Skip the pictures and return every entry exactly as written.
--- SUPPLIED RECORDS ---
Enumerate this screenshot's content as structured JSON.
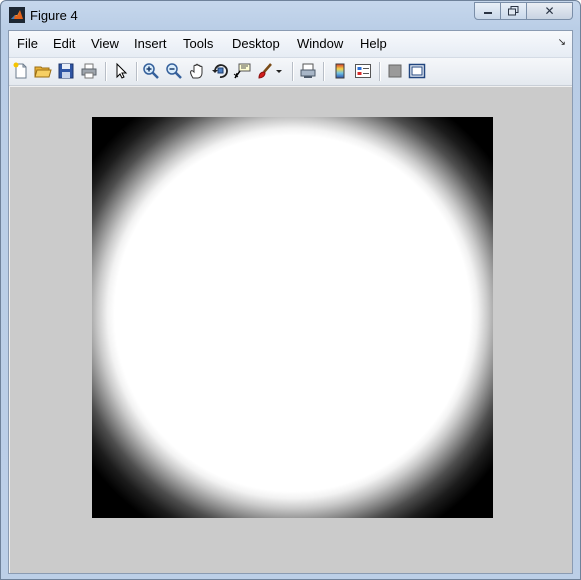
{
  "window": {
    "title": "Figure 4",
    "close_glyph": "✕",
    "minimize_icon": "minimize-icon",
    "maximize_icon": "maximize-icon"
  },
  "menubar": {
    "items": [
      {
        "label": "File"
      },
      {
        "label": "Edit"
      },
      {
        "label": "View"
      },
      {
        "label": "Insert"
      },
      {
        "label": "Tools"
      },
      {
        "label": "Desktop"
      },
      {
        "label": "Window"
      },
      {
        "label": "Help"
      }
    ],
    "overflow_glyph": "↘"
  },
  "toolbar": {
    "buttons": [
      {
        "icon": "new-figure-icon"
      },
      {
        "icon": "open-file-icon"
      },
      {
        "icon": "save-figure-icon"
      },
      {
        "icon": "print-figure-icon"
      },
      {
        "icon": "edit-plot-arrow-icon"
      },
      {
        "icon": "zoom-in-icon"
      },
      {
        "icon": "zoom-out-icon"
      },
      {
        "icon": "pan-hand-icon"
      },
      {
        "icon": "rotate-3d-icon"
      },
      {
        "icon": "data-cursor-icon"
      },
      {
        "icon": "brush-icon"
      },
      {
        "icon": "link-plot-icon"
      },
      {
        "icon": "insert-colorbar-icon"
      },
      {
        "icon": "insert-legend-icon"
      },
      {
        "icon": "hide-plot-tools-icon"
      },
      {
        "icon": "show-plot-tools-icon"
      }
    ]
  },
  "figure": {
    "image": "radial-gradient-disk",
    "colors": {
      "background": "#cbcbcb",
      "disk": "#ffffff",
      "corners": "#000000"
    }
  }
}
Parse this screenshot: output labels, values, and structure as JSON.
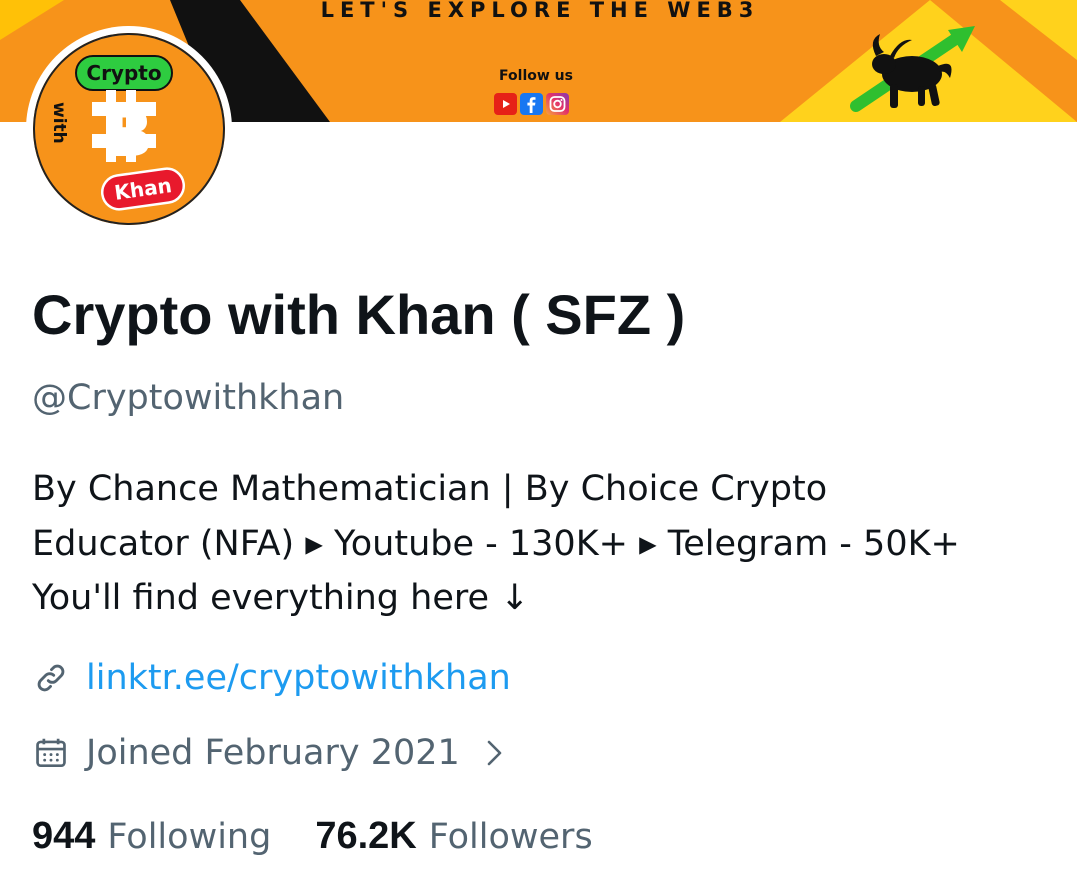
{
  "banner": {
    "tagline": "LET'S EXPLORE THE WEB3",
    "follow_us": "Follow us",
    "socials": [
      "youtube",
      "facebook",
      "instagram"
    ],
    "brand_color": "#f7931a"
  },
  "avatar": {
    "text_top": "Crypto",
    "text_side": "with",
    "text_bottom": "Khan",
    "symbol": "B"
  },
  "profile": {
    "display_name": "Crypto with Khan ( SFZ )",
    "handle": "@Cryptowithkhan",
    "bio_lines": [
      "By Chance Mathematician | By Choice Crypto",
      "Educator (NFA)  ▸ Youtube - 130K+ ▸ Telegram - 50K+",
      "You'll find everything here ↓"
    ],
    "link": "linktr.ee/cryptowithkhan",
    "joined": "Joined February 2021",
    "following_count": "944",
    "following_label": "Following",
    "followers_count": "76.2K",
    "followers_label": "Followers"
  },
  "icons": {
    "link": "link-icon",
    "calendar": "calendar-icon",
    "chevron": "chevron-right-icon"
  },
  "colors": {
    "text_primary": "#0f1419",
    "text_secondary": "#536471",
    "link": "#1d9bf0"
  }
}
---
**YOUR RESPONSE**
Enumerate this screenshot's content as structured JSON.
{
  "window": {
    "title": "Figure 4",
    "close_glyph": "✕",
    "minimize_icon": "minimize-icon",
    "maximize_icon": "maximize-icon"
  },
  "menubar": {
    "items": [
      {
        "label": "File"
      },
      {
        "label": "Edit"
      },
      {
        "label": "View"
      },
      {
        "label": "Insert"
      },
      {
        "label": "Tools"
      },
      {
        "label": "Desktop"
      },
      {
        "label": "Window"
      },
      {
        "label": "Help"
      }
    ],
    "overflow_glyph": "↘"
  },
  "toolbar": {
    "buttons": [
      {
        "icon": "new-figure-icon"
      },
      {
        "icon": "open-file-icon"
      },
      {
        "icon": "save-figure-icon"
      },
      {
        "icon": "print-figure-icon"
      },
      {
        "icon": "edit-plot-arrow-icon"
      },
      {
        "icon": "zoom-in-icon"
      },
      {
        "icon": "zoom-out-icon"
      },
      {
        "icon": "pan-hand-icon"
      },
      {
        "icon": "rotate-3d-icon"
      },
      {
        "icon": "data-cursor-icon"
      },
      {
        "icon": "brush-icon"
      },
      {
        "icon": "link-plot-icon"
      },
      {
        "icon": "insert-colorbar-icon"
      },
      {
        "icon": "insert-legend-icon"
      },
      {
        "icon": "hide-plot-tools-icon"
      },
      {
        "icon": "show-plot-tools-icon"
      }
    ]
  },
  "figure": {
    "image": "radial-gradient-disk",
    "colors": {
      "background": "#cbcbcb",
      "disk": "#ffffff",
      "corners": "#000000"
    }
  }
}
Parse this screenshot: output labels, values, and structure as JSON.
{
  "banner": {
    "tagline": "LET'S EXPLORE THE WEB3",
    "follow_us": "Follow us",
    "socials": [
      "youtube",
      "facebook",
      "instagram"
    ],
    "brand_color": "#f7931a"
  },
  "avatar": {
    "text_top": "Crypto",
    "text_side": "with",
    "text_bottom": "Khan",
    "symbol": "B"
  },
  "profile": {
    "display_name": "Crypto with Khan ( SFZ )",
    "handle": "@Cryptowithkhan",
    "bio_lines": [
      "By Chance Mathematician | By Choice Crypto",
      "Educator (NFA)  ▸ Youtube - 130K+ ▸ Telegram - 50K+",
      "You'll find everything here ↓"
    ],
    "link": "linktr.ee/cryptowithkhan",
    "joined": "Joined February 2021",
    "following_count": "944",
    "following_label": "Following",
    "followers_count": "76.2K",
    "followers_label": "Followers"
  },
  "icons": {
    "link": "link-icon",
    "calendar": "calendar-icon",
    "chevron": "chevron-right-icon"
  },
  "colors": {
    "text_primary": "#0f1419",
    "text_secondary": "#536471",
    "link": "#1d9bf0"
  }
}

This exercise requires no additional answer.